Reply With Quote
  #11 (permalink)  
Old Fri Sep 16, 2011, 01:32am
Resident VB Rules Guru
 
Join Date: Dec 2004
Location: San Jose, CA - the Capital of Silicon Valley
Posts: 481
Send a message via AIM to MCBear Send a message via MSN to MCBear Send a message via Yahoo to MCBear Send a message via Skype™ to MCBear
Senor King...learn your NFHS Rules book. There is NO protest in NFHS Volleyball. Rule 11-3 gives the procedure for reviewing a decision.
__________________
Jan G. Filip - San Jose, CA
EBVOA Rules Interpreter Emeritus
NCS Volleyball Officials Coordinating Committee Recorder
CIF State Volleyball State Championships Referee (2005), Scorekeeper (2006-2007) & Libero Tracker (2010)
PAVO State Referee (2014) / PAVO Certified Scorekeeper (2014) / PAVO Certified Line Judge (2012)
USAV Junior National Referee (resigned 2013) / USAV National Scorekeeper (2014)
Reply With Quote
  #12 (permalink)  
Old Fri Sep 16, 2011, 04:17am
Official Forum Member
 
Join Date: Jun 2011
Posts: 100
Quote:
Originally Posted by MCBear View Post
Senor King...learn your NFHS Rules book.
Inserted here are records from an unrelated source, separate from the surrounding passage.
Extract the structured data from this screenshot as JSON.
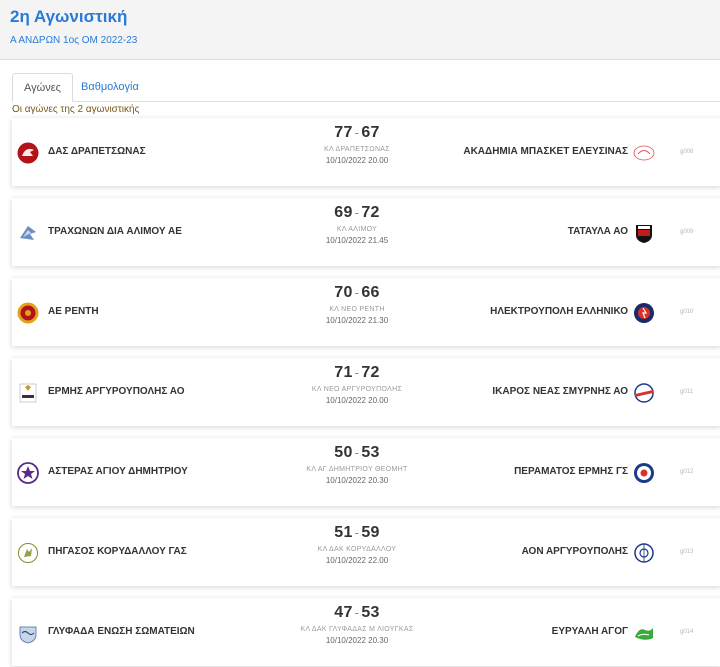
{
  "header": {
    "title": "2η Αγωνιστική",
    "subtitle": "Α ΑΝΔΡΩΝ 1ος ΟΜ 2022-23"
  },
  "tabs": [
    {
      "label": "Αγώνες"
    },
    {
      "label": "Βαθμολογία"
    }
  ],
  "caption": "Οι αγώνες της 2 αγωνιστικής",
  "games": [
    {
      "home": "ΔΑΣ ΔΡΑΠΕΤΣΩΝΑΣ",
      "home_score": "77",
      "away_score": "67",
      "away": "ΑΚΑΔΗΜΙΑ ΜΠΑΣΚΕΤ ΕΛΕΥΣΙΝΑΣ",
      "venue": "ΚΛ ΔΡΑΠΕΤΣΩΝΑΣ",
      "datetime": "10/10/2022 20.00",
      "code": "g008"
    },
    {
      "home": "ΤΡΑΧΩΝΩΝ ΔΙΑ ΑΛΙΜΟΥ ΑΕ",
      "home_score": "69",
      "away_score": "72",
      "away": "ΤΑΤΑΥΛΑ ΑΟ",
      "venue": "ΚΛ ΑΛΙΜΟΥ",
      "datetime": "10/10/2022 21.45",
      "code": "g009"
    },
    {
      "home": "ΑΕ ΡΕΝΤΗ",
      "home_score": "70",
      "away_score": "66",
      "away": "ΗΛΕΚΤΡΟΥΠΟΛΗ ΕΛΛΗΝΙΚΟ",
      "venue": "ΚΛ ΝΕΟ ΡΕΝΤΗ",
      "datetime": "10/10/2022 21.30",
      "code": "g010"
    },
    {
      "home": "ΕΡΜΗΣ ΑΡΓΥΡΟΥΠΟΛΗΣ ΑΟ",
      "home_score": "71",
      "away_score": "72",
      "away": "ΙΚΑΡΟΣ ΝΕΑΣ ΣΜΥΡΝΗΣ ΑΟ",
      "venue": "ΚΛ ΝΕΟ ΑΡΓΥΡΟΥΠΟΛΗΣ",
      "datetime": "10/10/2022 20.00",
      "code": "g011"
    },
    {
      "home": "ΑΣΤΕΡΑΣ ΑΓΙΟΥ ΔΗΜΗΤΡΙΟΥ",
      "home_score": "50",
      "away_score": "53",
      "away": "ΠΕΡΑΜΑΤΟΣ ΕΡΜΗΣ ΓΣ",
      "venue": "ΚΛ ΑΓ ΔΗΜΗΤΡΙΟΥ ΘΕΟΜΗΤ",
      "datetime": "10/10/2022 20.30",
      "code": "g012"
    },
    {
      "home": "ΠΗΓΑΣΟΣ ΚΟΡΥΔΑΛΛΟΥ ΓΑΣ",
      "home_score": "51",
      "away_score": "59",
      "away": "ΑΟΝ ΑΡΓΥΡΟΥΠΟΛΗΣ",
      "venue": "ΚΛ ΔΑΚ ΚΟΡΥΔΑΛΛΟΥ",
      "datetime": "10/10/2022 22.00",
      "code": "g013"
    },
    {
      "home": "ΓΛΥΦΑΔΑ ΕΝΩΣΗ ΣΩΜΑΤΕΙΩΝ",
      "home_score": "47",
      "away_score": "53",
      "away": "ΕΥΡΥΑΛΗ ΑΓΟΓ",
      "venue": "ΚΛ ΔΑΚ ΓΛΥΦΑΔΑΣ Μ ΛΙΟΥΓΚΑΣ",
      "datetime": "10/10/2022 20.30",
      "code": "g014"
    }
  ],
  "logos": {
    "home": [
      "drapetsona-logo-icon",
      "alimos-logo-icon",
      "renti-logo-icon",
      "ermis-logo-icon",
      "asteras-logo-icon",
      "pigasos-logo-icon",
      "glyfada-logo-icon"
    ],
    "away": [
      "elefsina-logo-icon",
      "tatavla-logo-icon",
      "ilektroupoli-logo-icon",
      "ikaros-logo-icon",
      "peramatos-logo-icon",
      "aon-logo-icon",
      "evryali-logo-icon"
    ]
  },
  "colors": {
    "accent": "#2a7ad8",
    "caption": "#7a5a1a"
  }
}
There is NO protest in NFHS Volleyball. Rule 11-3 gives the procedure for reviewing a decision.
Considering no one stated this occurred in high school, I assumed it didn't. If there's no protest in HS then I obviously wouldn't be speaking about the HS level. I don't officiate high school so I wouldn't chime in and reference something I have no knowledge of even existing.
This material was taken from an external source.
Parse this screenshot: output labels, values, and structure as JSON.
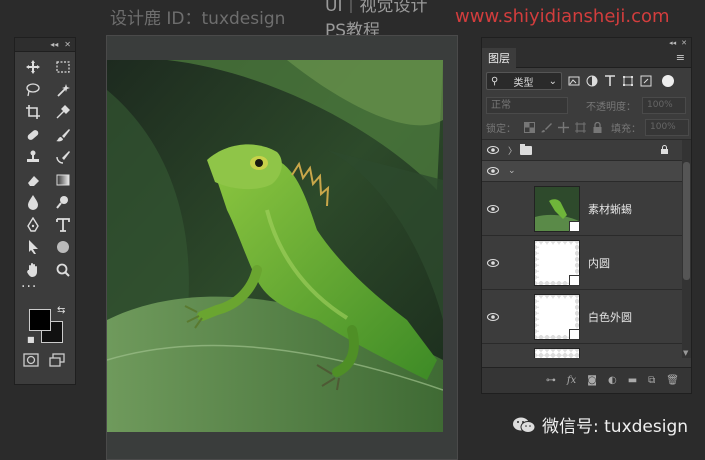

Though, I'll gladly heed your advice on learning NFHS book should I decide to pursue officiating at the high school level more frequently.
Reply With Quote
  #13 (permalink)  
Old Fri Sep 16, 2011, 11:40am
Official Forum Member
 
Join Date: Oct 2009
Location: South Dakota
Posts: 173
FYI ... This was a high school match played under NFHS rules.
__________________
I'm due to make a great call. After all, I've been officiating a long time !!!
Reply With Quote
  #14 (permalink)  
Old Mon Sep 19, 2011, 02:43pm
Official Forum Member
 
Join Date: Apr 2004
Location: Tustin, Michigan
Posts: 403
Quote:
Originally Posted by REFANDUMP View Post
Working last night as R2 and have the following play ... bump, bump, set, spike with ball remaining in play...but an obvious 4 hit play that wasn't called by my R1.
I know I already weighed in on this, but if it was THAT obvious; the opposing coach, players, and every fan in the stands would have been coming unglued at the lack of a call. If it was that obvious, and the R2 saw it, the R2 should should have called it. It's not that hard to count to 4!
__________________
"When I umpire I may not always be right, but I am always final!"
Reply With Quote
Reply

Bookmarks

Thread Tools
Display Modes Rate This Thread
Rate This Thread:

Posting Rules
You may not post new threads
You may not post replies
You may not post attachments
You may not edit your posts

BB code is On
Smilies are On
[IMG] code is On
HTML code is On
Trackbacks are On
Pingbacks are On
Refbacks are On



All times are GMT -5. The time now is 10:01pm.



Search Engine Friendly URLs by vBSEO 3.3.0 RC1